“We did it based on what happens theoretically but now we can update the BCP based on what actually happened and make sure we run through every single possibility so we don‘t lose any milk and nothing gets dumped.”

The barge was always only a temporary measure as it was expensive and dependent on good weather.

“Road transport is a fraction of barging costs,” Merv said. “Even Anatoki can‘t compete on short haul, road transport beats it to death. Most of it is port costs, wharfage and all the stuff that keeps on going.” He said when the port costs were included they more than doubled the total shipping costs, per tonne.

When the NZ Transport Agency partially opened the hill road on 25 February, trucks on both sides of the hill were revved up and ready to go – but the news wasn‘t all good. Trucks were given priority, but trailers and over-sized vehicles were banned because there was insufficient swinging room for them to negotiate some narrow, tight corners in the single-lane damaged sections.

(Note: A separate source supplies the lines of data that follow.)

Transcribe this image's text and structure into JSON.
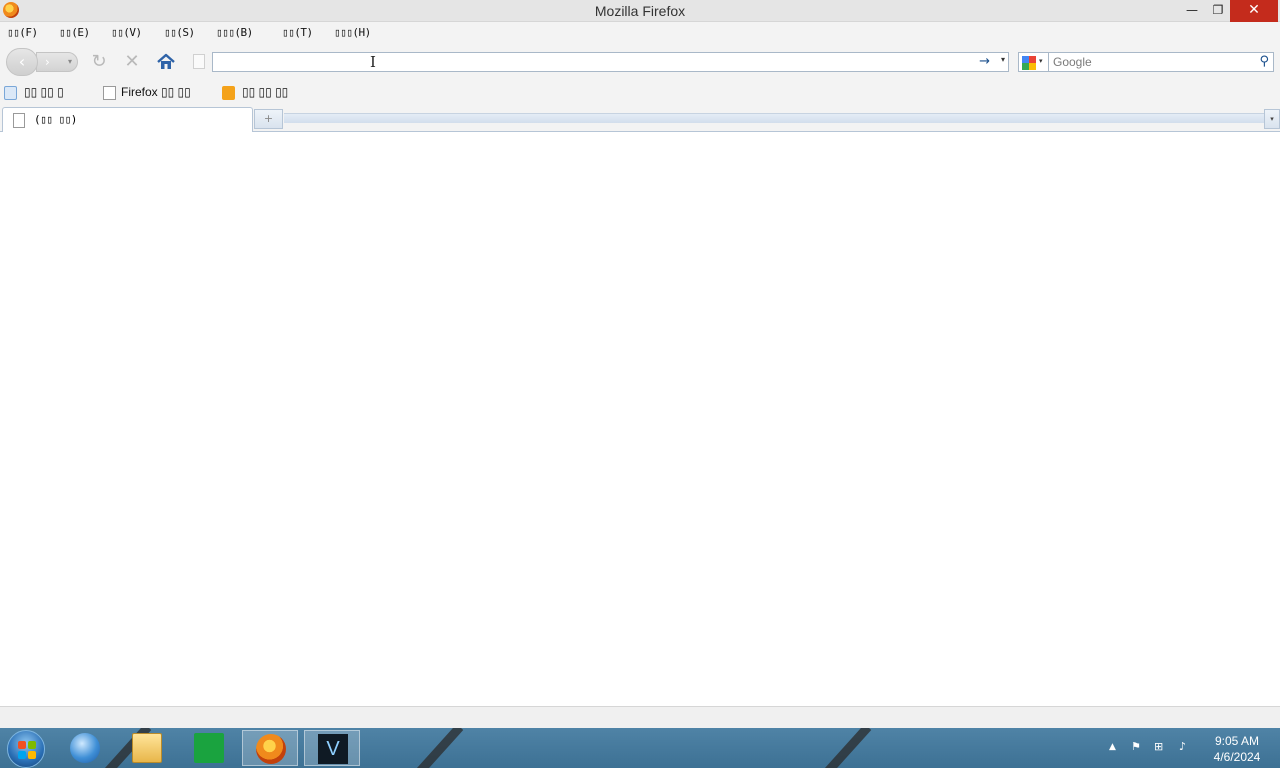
{
  "window": {
    "title": "Mozilla Firefox",
    "minimize_glyph": "—",
    "restore_glyph": "❐",
    "close_glyph": "✕"
  },
  "menu": {
    "items": [
      {
        "label": "▯▯(F)"
      },
      {
        "label": "▯▯(E)"
      },
      {
        "label": "▯▯(V)"
      },
      {
        "label": "▯▯(S)"
      },
      {
        "label": "▯▯▯(B)"
      },
      {
        "label": "▯▯(T)"
      },
      {
        "label": "▯▯▯(H)"
      }
    ]
  },
  "navigation": {
    "back_glyph": "‹",
    "forward_glyph": "›",
    "reload_glyph": "↻",
    "stop_glyph": "✕",
    "url_value": "",
    "go_glyph": "→",
    "dropdown_glyph": "▾",
    "cursor_glyph": "I"
  },
  "search": {
    "engine_icon": "google-icon",
    "placeholder": "Google",
    "value": "",
    "go_glyph": "⚲"
  },
  "bookmarks": {
    "items": [
      {
        "label": "▯▯ ▯▯ ▯",
        "icon": "search-icon"
      },
      {
        "label": "Firefox ▯▯ ▯▯",
        "icon": "page-icon"
      },
      {
        "label": "▯▯ ▯▯ ▯▯",
        "icon": "rss-icon"
      }
    ]
  },
  "tabs": {
    "items": [
      {
        "label": "(▯▯ ▯▯)"
      }
    ],
    "new_tab_glyph": "+",
    "list_glyph": "▾"
  },
  "taskbar": {
    "apps": [
      "start-icon",
      "internet-explorer-icon",
      "file-explorer-icon",
      "store-icon",
      "firefox-icon",
      "v-app-icon"
    ],
    "v_app_label": "V",
    "tray_expand_glyph": "▲",
    "tray_flag_glyph": "⚑",
    "tray_network_glyph": "⊞",
    "tray_volume_glyph": "♪",
    "time": "9:05 AM",
    "date": "4/6/2024"
  },
  "colors": {
    "taskbar": "#4f83a6",
    "close_button": "#c42b1c",
    "url_border": "#a9b8c8"
  }
}
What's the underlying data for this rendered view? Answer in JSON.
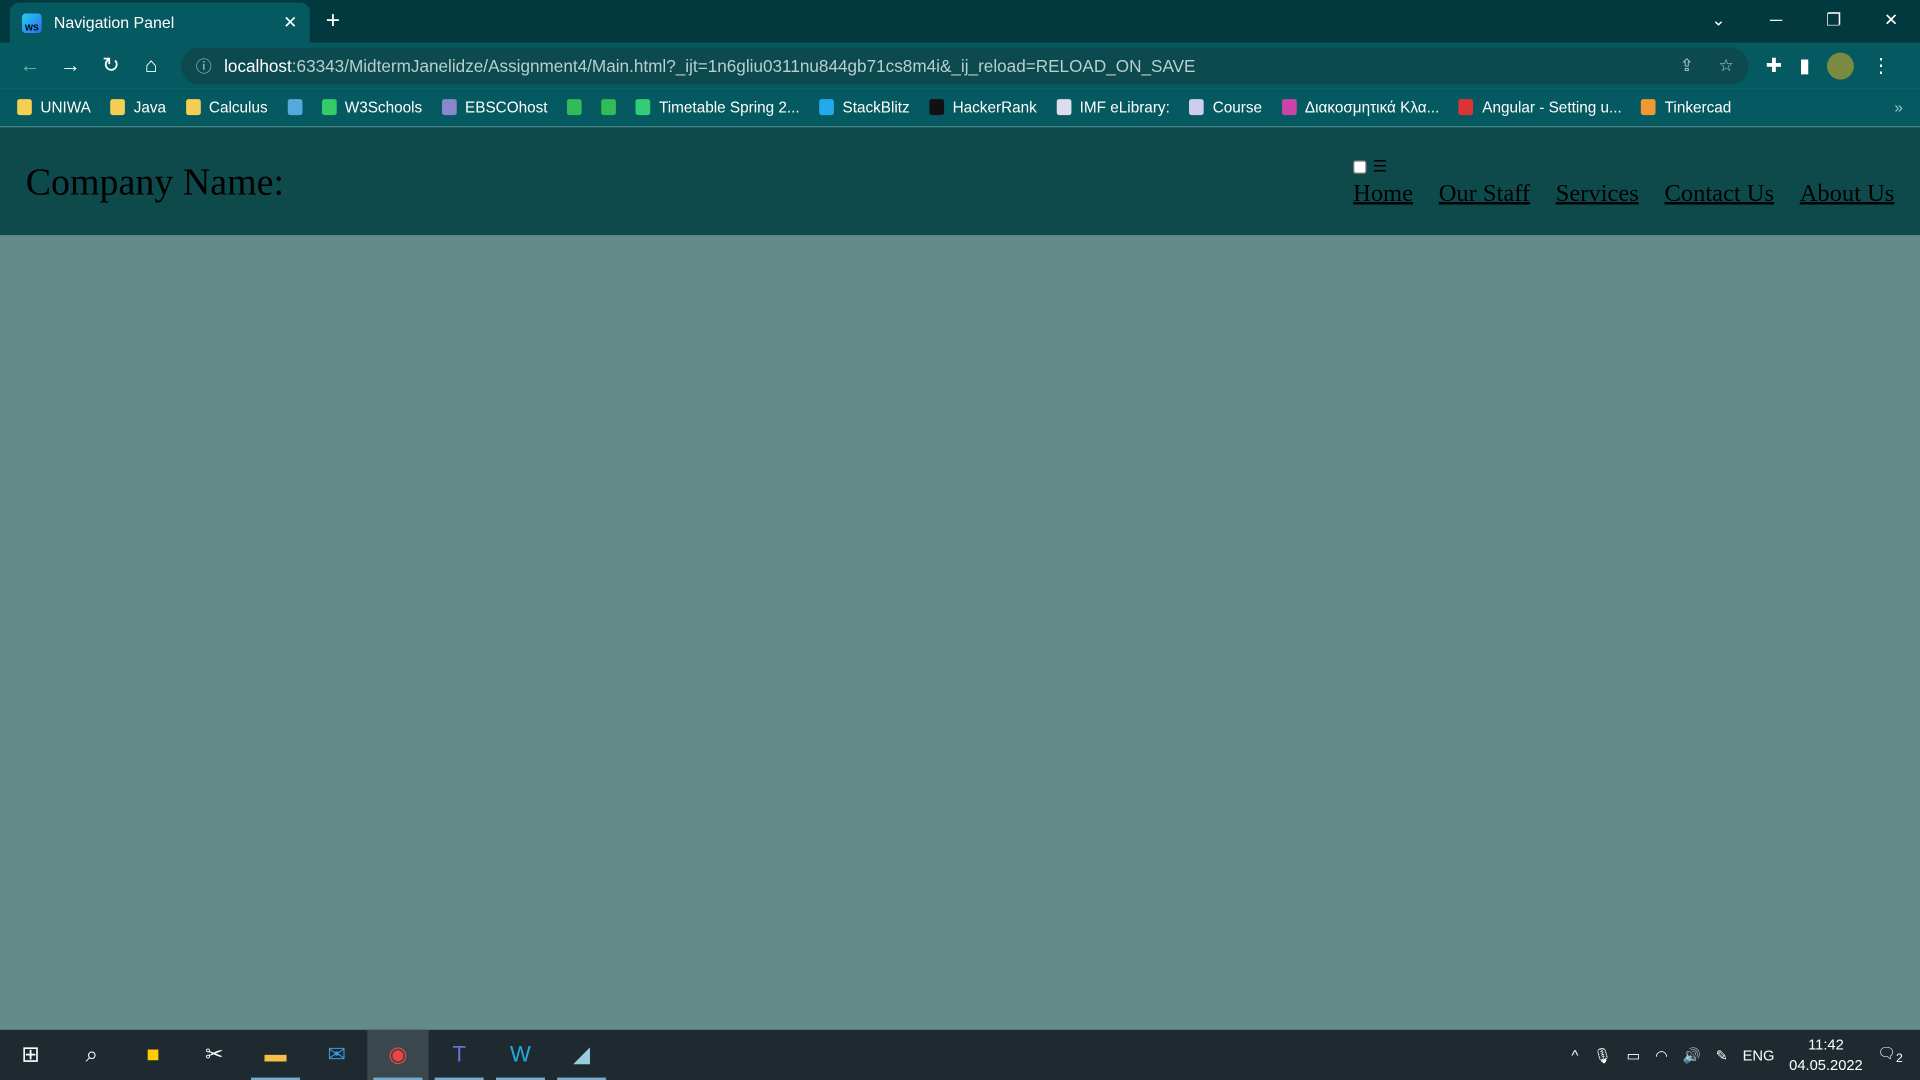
{
  "browser": {
    "tab_title": "Navigation Panel",
    "url_host": "localhost",
    "url_rest": ":63343/MidtermJanelidze/Assignment4/Main.html?_ijt=1n6gliu0311nu844gb71cs8m4i&_ij_reload=RELOAD_ON_SAVE",
    "bookmarks": [
      "UNIWA",
      "Java",
      "Calculus",
      "",
      "W3Schools",
      "EBSCOhost",
      "",
      "",
      "Timetable Spring 2...",
      "StackBlitz",
      "HackerRank",
      "IMF eLibrary:",
      "Course",
      "Διακοσμητικά Κλα...",
      "Angular - Setting u...",
      "Tinkercad"
    ]
  },
  "site": {
    "company": "Company Name:",
    "nav": [
      "Home",
      "Our Staff",
      "Services",
      "Contact Us",
      "About Us"
    ],
    "menu_icon": "☰"
  },
  "taskbar": {
    "lang": "ENG",
    "time": "11:42",
    "date": "04.05.2022",
    "notifications": "2"
  },
  "colors": {
    "header": "#0e4a4c",
    "page": "#648a8a",
    "toolbar": "#045a60"
  }
}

The hill would be open to convoys led by pilot vehicles only from 7am to 8am and 5pm to 6pm.

The first convoy comprised around 70% freight vehicles and 30% campervans and private vehicles.

Most bulk carriers needed two to three trucks to replace the capacity of one truck and trailer. Kyle said a Fonterra truck carried approximately 10,000 litres of cream – a truck and trailer unit approximately 27,000 litres. Fonterra was running at least two trucks every morning and evening to take cream out of the bay, picking up trailers carrying more cream in Brightwater, near Nelson, before continuing on to Clandeboye.

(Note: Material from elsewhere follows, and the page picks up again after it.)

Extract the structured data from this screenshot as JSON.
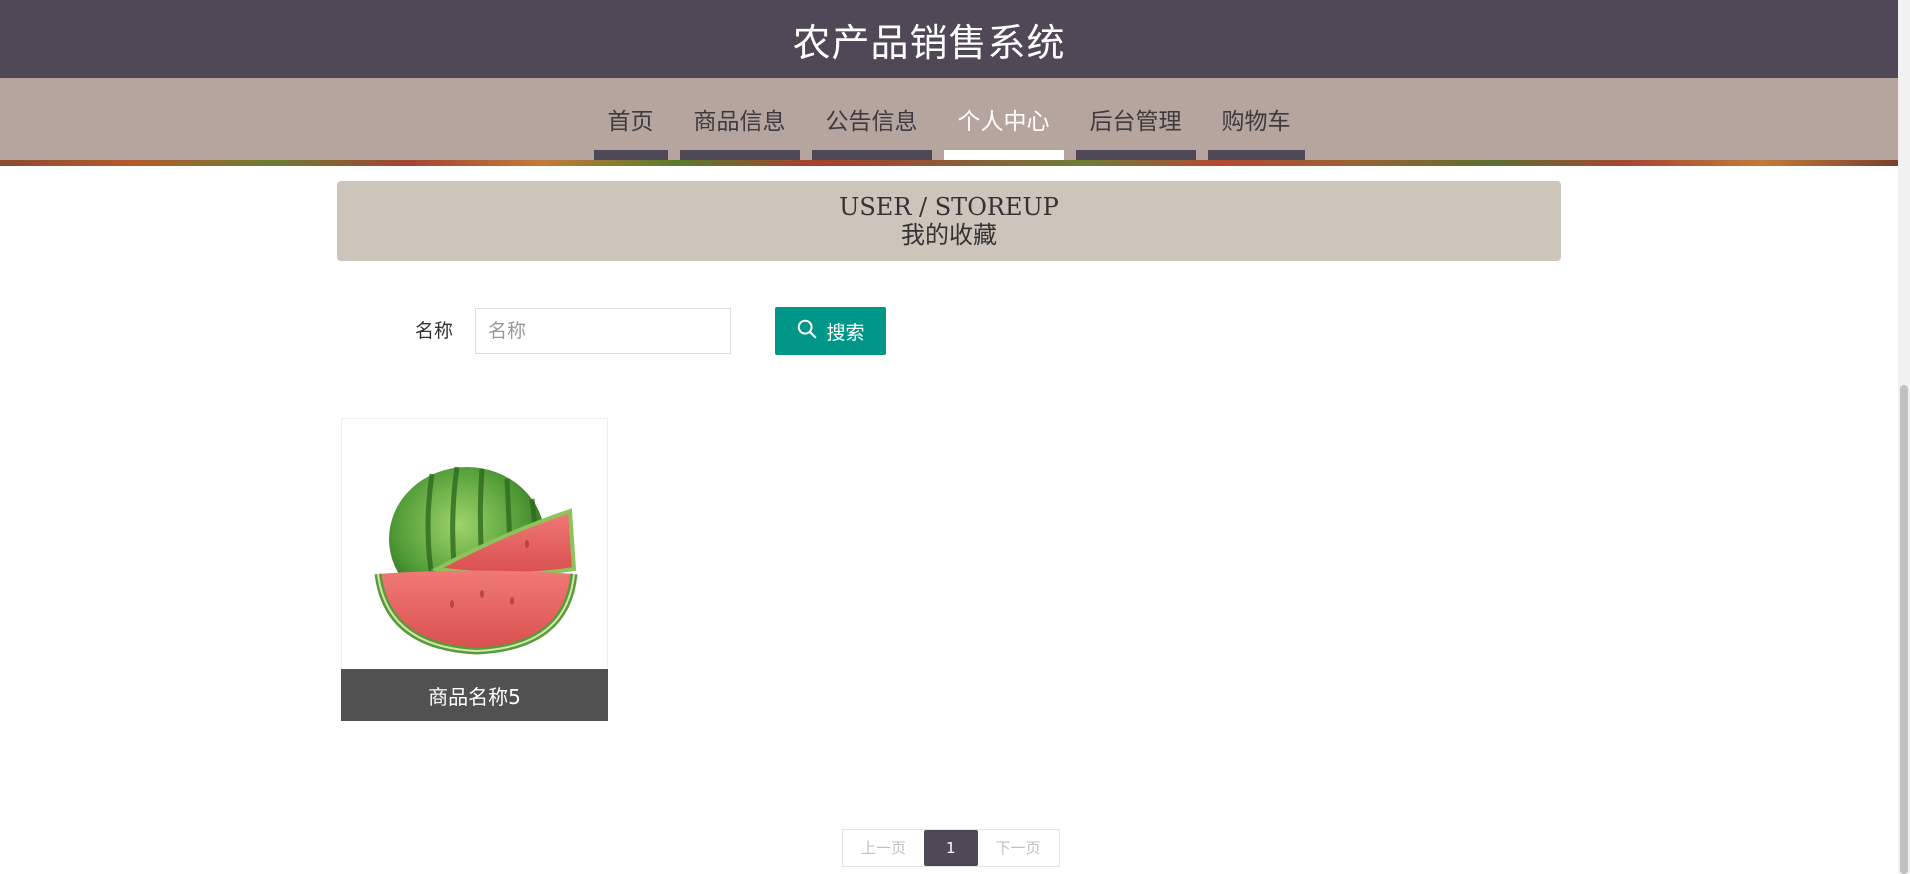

Drivers for Sollys and other companies who made the morning convoy to Nelson had to wait all day before queuing for the return convoy in the evening – it made for a long day, leaving the Takaka depot around 6am and often not returning until 7pm, although they had logged only a few hours‘ drive time.

Merv said the restrictions on travel times and trailers increased freight costs by up to 70% and cost Sollys $600,000 since ex-Cyclone Gita closed the road.

On 20 March, NZTA network manager Frank Porter announced truck and trailer units could safely navigate the tighter corners after testing the route to ensure a range of truck configurations could safely navigate the road. The convoys were extended from 6am to 8am, and 5pm to 7pm, later being extended further.

Special permits were available for selected trucks and buses, with over-dimension and over-weight vehicles considered on a case-by-case basis.

Paul Holm, logistical planner at Fonterra in Hamilton, said the partial closure of the Takaka Hill limited the amount of milk Fonterra could send into Takaka for processing. Fonterra used contractors‘ trucks because they run combination RUCs.

However, like Merv Solly, he said the biggest problem was the limited timing. “Our milk runs 24/7 and our factories run 24/7 but the timing condenses the trucks coming in and out of Takaka. There‘s so much traffic going over one-way; that‘s the biggest complaint we‘re getting.”

Freight for Sollys had built up in other depots, including Christchurch. “We‘re catching up slowly with it all,” said Merv, “but it‘s still bloody restrictive having the time constraints.”

He said NZTA had done a good job of keeping people informed but the short work days were frustrating.

Craig Taylor, stock agent for PGG Wrightson, welcomed the access for truck-trailer units and said it lowered the cost of freighting stock for farmers.

“Some clients have been holding off selling or buying because they don‘t know what it‘s going to cost,” he said. “This will help them plan more accurately.” The barge had not been an option for sending livestock out of the bay.

The uncertainty around timing had been difficult for farmers, because they liked being able to send stock according to market prices, available feed on their properties, and available space at the freezing works.

The NZTA had seen an average of 1000 vehicles travel the hill each day, with 1900 on Sundays.

As New Zealand Trucking went to print, NZTA hoped to open single-lane access without convoys, managed by traffic signals, outside the daytime construction work of 8am to 5pm Monday to Saturday, including overnight, from 6 April onwards, dependent on good weather.

Lawrence Shadbolt manoeuvres a trailer onto the barge. Keeping the barge in synch with tide times meant trailers were discontinued in favour of trucks only.